Among the lines below, which ones contain the word "reading"? Copy every such line.

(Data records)
BEGIN

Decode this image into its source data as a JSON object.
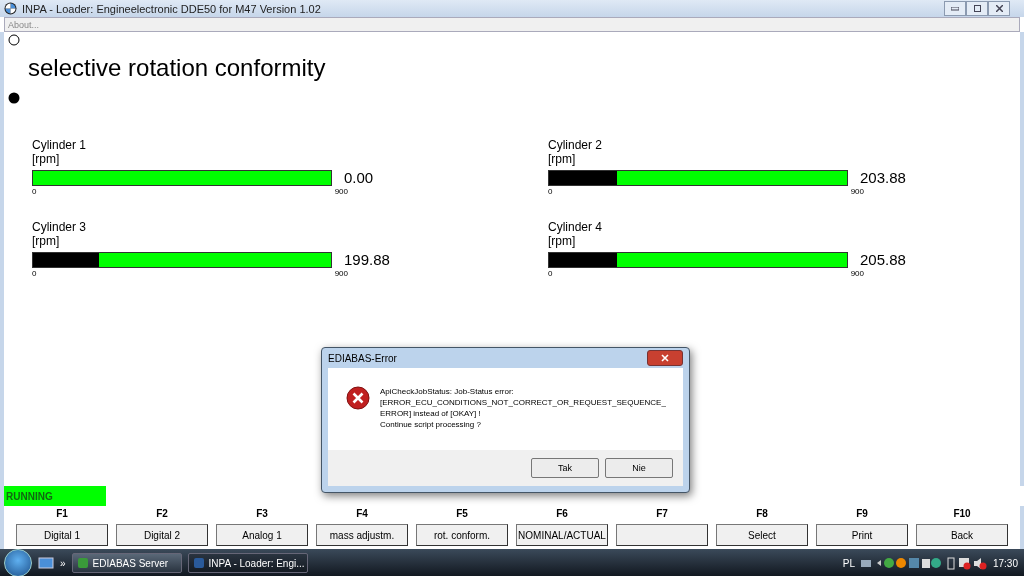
{
  "window": {
    "title": "INPA - Loader:  Engineelectronic DDE50 for M47 Version 1.02"
  },
  "menu": [
    "About..."
  ],
  "screen": {
    "title": "selective rotation conformity",
    "gauges": [
      {
        "name": "Cylinder 1",
        "unit": "[rpm]",
        "min": "0",
        "max": "900",
        "reading": "0.00",
        "level": 0
      },
      {
        "name": "Cylinder 2",
        "unit": "[rpm]",
        "min": "0",
        "max": "900",
        "reading": "203.88",
        "level": 0.227
      },
      {
        "name": "Cylinder 3",
        "unit": "[rpm]",
        "min": "0",
        "max": "900",
        "reading": "199.88",
        "level": 0.222
      },
      {
        "name": "Cylinder 4",
        "unit": "[rpm]",
        "min": "0",
        "max": "900",
        "reading": "205.88",
        "level": 0.229
      }
    ]
  },
  "status": "RUNNING",
  "function_keys": [
    {
      "key": "F1",
      "label": "Digital 1"
    },
    {
      "key": "F2",
      "label": "Digital 2"
    },
    {
      "key": "F3",
      "label": "Analog 1"
    },
    {
      "key": "F4",
      "label": "mass adjustm."
    },
    {
      "key": "F5",
      "label": "rot. conform."
    },
    {
      "key": "F6",
      "label": "NOMINAL/ACTUAL"
    },
    {
      "key": "F7"
    },
    {
      "key": "F8",
      "label": "Select"
    },
    {
      "key": "F9",
      "label": "Print"
    },
    {
      "key": "F10",
      "label": "Back"
    }
  ],
  "dialog": {
    "title": "EDIABAS-Error",
    "message_lines": [
      "ApiCheckJobStatus: Job-Status error:",
      "[ERROR_ECU_CONDITIONS_NOT_CORRECT_OR_REQUEST_SEQUENCE_",
      "ERROR] instead of [OKAY] !",
      "Continue script processing ?"
    ],
    "buttons": [
      "Tak",
      "Nie"
    ]
  },
  "taskbar": {
    "overflow": "»",
    "tasks": [
      {
        "label": "EDIABAS Server",
        "selected": false
      },
      {
        "label": "INPA - Loader:  Engi...",
        "selected": true
      }
    ],
    "language": "PL",
    "clock": "17:30"
  }
}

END

* [Answer area]
        "reading": "0.00",
        "reading": "203.88",
        "reading": "199.88",
        "reading": "205.88",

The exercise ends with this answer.